Two controlled Experiments concerning the Usefulness of Assertions as a Means for Programming
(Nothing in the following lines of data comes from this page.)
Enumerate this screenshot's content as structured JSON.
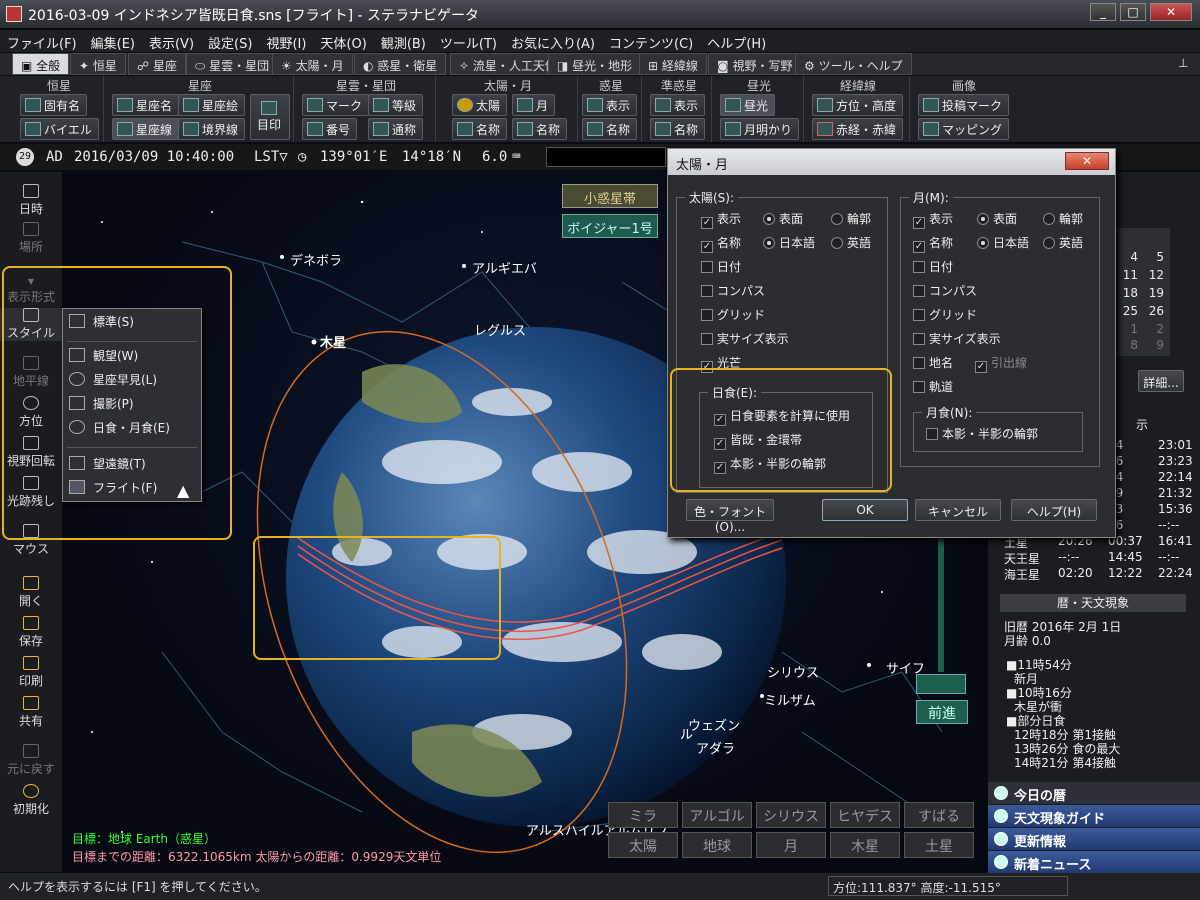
{
  "window": {
    "title": "2016-03-09 インドネシア皆既日食.sns [フライト] - ステラナビゲータ",
    "min": "_",
    "max": "□",
    "close": "✕"
  },
  "menu": [
    "ファイル(F)",
    "編集(E)",
    "表示(V)",
    "設定(S)",
    "視野(I)",
    "天体(O)",
    "観測(B)",
    "ツール(T)",
    "お気に入り(A)",
    "コンテンツ(C)",
    "ヘルプ(H)"
  ],
  "tabs": [
    "全般",
    "恒星",
    "星座",
    "星雲・星団",
    "太陽・月",
    "惑星・衛星",
    "流星・人工天体",
    "昼光・地形",
    "経緯線",
    "視野・写野",
    "ツール・ヘルプ"
  ],
  "ribbon": {
    "groups": [
      "恒星",
      "星座",
      "星雲・星団",
      "太陽・月",
      "惑星",
      "準惑星",
      "昼光",
      "経緯線",
      "画像"
    ],
    "star_name": "固有名",
    "bayer": "バイエル",
    "const_name": "星座名",
    "const_art": "星座絵",
    "const_line": "星座線",
    "boundary": "境界線",
    "marker": "目印",
    "neb_mark": "マーク",
    "neb_mag": "等級",
    "neb_num": "番号",
    "neb_common": "通称",
    "sun": "太陽",
    "moon": "月",
    "sun_name": "名称",
    "moon_name": "名称",
    "planet_show": "表示",
    "planet_name": "名称",
    "dwarf_show": "表示",
    "dwarf_name": "名称",
    "daylight": "昼光",
    "moonlight": "月明かり",
    "altaz": "方位・高度",
    "radec": "赤経・赤緯",
    "projmark": "投稿マーク",
    "mapping": "マッピング"
  },
  "coords": {
    "era": "AD",
    "datetime": "2016/03/09 10:40:00",
    "time_type": "LST▽",
    "lon": "139°01′E",
    "lat": "14°18′N",
    "zoom": "6.0"
  },
  "left": {
    "date": "日時",
    "place": "場所",
    "display_header": "表示形式",
    "style": "スタイル",
    "horizon": "地平線",
    "direction": "方位",
    "rotate": "視野回転",
    "trail": "光跡残し",
    "mouse": "マウス",
    "open": "開く",
    "save": "保存",
    "print": "印刷",
    "share": "共有",
    "undo": "元に戻す",
    "reset": "初期化"
  },
  "style_menu": [
    "標準(S)",
    "観望(W)",
    "星座早見(L)",
    "撮影(P)",
    "日食・月食(E)",
    "望遠鏡(T)",
    "フライト(F)"
  ],
  "sky": {
    "labels": {
      "deneb": "デネボラ",
      "algieba": "アルギエバ",
      "jupiter": "木星",
      "regulus": "レグルス",
      "sirius": "シリウス",
      "mirzam": "ミルザム",
      "saiph": "サイフ",
      "wezen": "ウェズン",
      "adhara": "アダラ",
      "alshain": "アルスハイルアルムリフ",
      "ru": "ル"
    },
    "asteroid_btn": "小惑星帯",
    "voyager_btn": "ボイジャー1号",
    "forward": "前進",
    "target": "目標：地球 Earth（惑星）",
    "distance": "目標までの距離：6322.1065km  太陽からの距離：0.9929天文単位",
    "quick": [
      "ミラ",
      "アルゴル",
      "シリウス",
      "ヒヤデス",
      "すばる",
      "太陽",
      "地球",
      "月",
      "木星",
      "土星"
    ]
  },
  "dialog": {
    "title": "太陽・月",
    "close": "✕",
    "sun_group": "太陽(S):",
    "moon_group": "月(M):",
    "show": "表示",
    "surface": "表面",
    "ring": "輪郭",
    "name": "名称",
    "japanese": "日本語",
    "english": "英語",
    "sun_opts": [
      "日付",
      "コンパス",
      "グリッド",
      "実サイズ表示",
      "光芒"
    ],
    "moon_opts": [
      "日付",
      "コンパス",
      "グリッド",
      "実サイズ表示",
      "地名"
    ],
    "leader": "引出線",
    "orbit": "軌道",
    "eclipse_group": "日食(E):",
    "eclipse_opts": [
      "日食要素を計算に使用",
      "皆既・金環帯",
      "本影・半影の輪郭"
    ],
    "lunar_group": "月食(N):",
    "lunar_opt": "本影・半影の輪郭",
    "color_font": "色・フォント(O)...",
    "ok": "OK",
    "cancel": "キャンセル",
    "help": "ヘルプ(H)"
  },
  "right": {
    "cal_rows": [
      [
        "4",
        "5"
      ],
      [
        "11",
        "12"
      ],
      [
        "18",
        "19"
      ],
      [
        "25",
        "26"
      ],
      [
        "1",
        "2"
      ],
      [
        "8",
        "9"
      ]
    ],
    "detail": "詳細...",
    "show": "示",
    "times": [
      [
        "54",
        "23:01"
      ],
      [
        "56",
        "23:23"
      ],
      [
        "24",
        "22:14"
      ],
      [
        "29",
        "21:32"
      ],
      [
        "33",
        "15:36"
      ],
      [
        "56",
        "--:--"
      ]
    ],
    "planets": [
      [
        "土星",
        "20:26",
        "00:37",
        "16:41"
      ],
      [
        "天王星",
        "--:--",
        "14:45",
        "--:--"
      ],
      [
        "海王星",
        "02:20",
        "12:22",
        "22:24"
      ]
    ],
    "almanac_head": "暦・天文現象",
    "lunar_date": "旧暦 2016年 2月 1日",
    "moon_age": "月齢 0.0",
    "events": [
      "■11時54分",
      "新月",
      "■10時16分",
      "木星が衝",
      "■部分日食",
      "12時18分 第1接触",
      "13時26分 食の最大",
      "14時21分 第4接触"
    ],
    "nav": [
      "今日の暦",
      "天文現象ガイド",
      "更新情報",
      "新着ニュース"
    ]
  },
  "status": {
    "help": "ヘルプを表示するには [F1] を押してください。",
    "position": "方位:111.837°  高度:-11.515°"
  }
}
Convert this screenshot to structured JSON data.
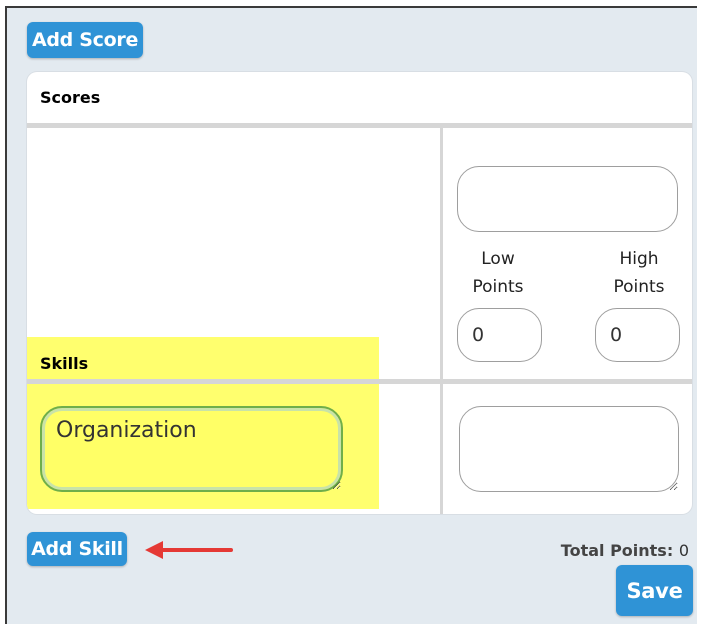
{
  "toolbar": {
    "add_score_label": "Add Score"
  },
  "panel": {
    "header_title": "Scores",
    "skills_label": "Skills",
    "score_column": {
      "name_value": "",
      "low_points_label": "Low Points",
      "high_points_label": "High Points",
      "low_points_value": "0",
      "high_points_value": "0"
    },
    "skill_rows": [
      {
        "name_value": "Organization",
        "description_value": ""
      }
    ]
  },
  "footer": {
    "add_skill_label": "Add Skill",
    "total_points_label": "Total Points:",
    "total_points_value": "0",
    "save_label": "Save"
  },
  "colors": {
    "accent": "#2f93d6",
    "highlight": "#ffff55",
    "arrow": "#e53935"
  }
}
Assertions, or more generally "Programming by contract", have gained widespread acceptance in the computer science community as a means for correct program development. However, the literature lacks an empirical evaluation of the benefits a programmer gains by using assertions in his software development. This paper reports two controlled experiments that close this gap. Both experiments compare "Programming by contract" to the traditional programming style without assertions. The evaluation of the first experiment suggests that assertions decrease the programming effort for the extension of existing software, measured as time needed to finish the task, while the programming effort slightly increases during the development of new code. The second experiment shows that the programming effort tended to be larger with assertions than without. In addition, it shows that the reliability of the written programs slightly increases with the usage of assertions compared to the programs written without assertions.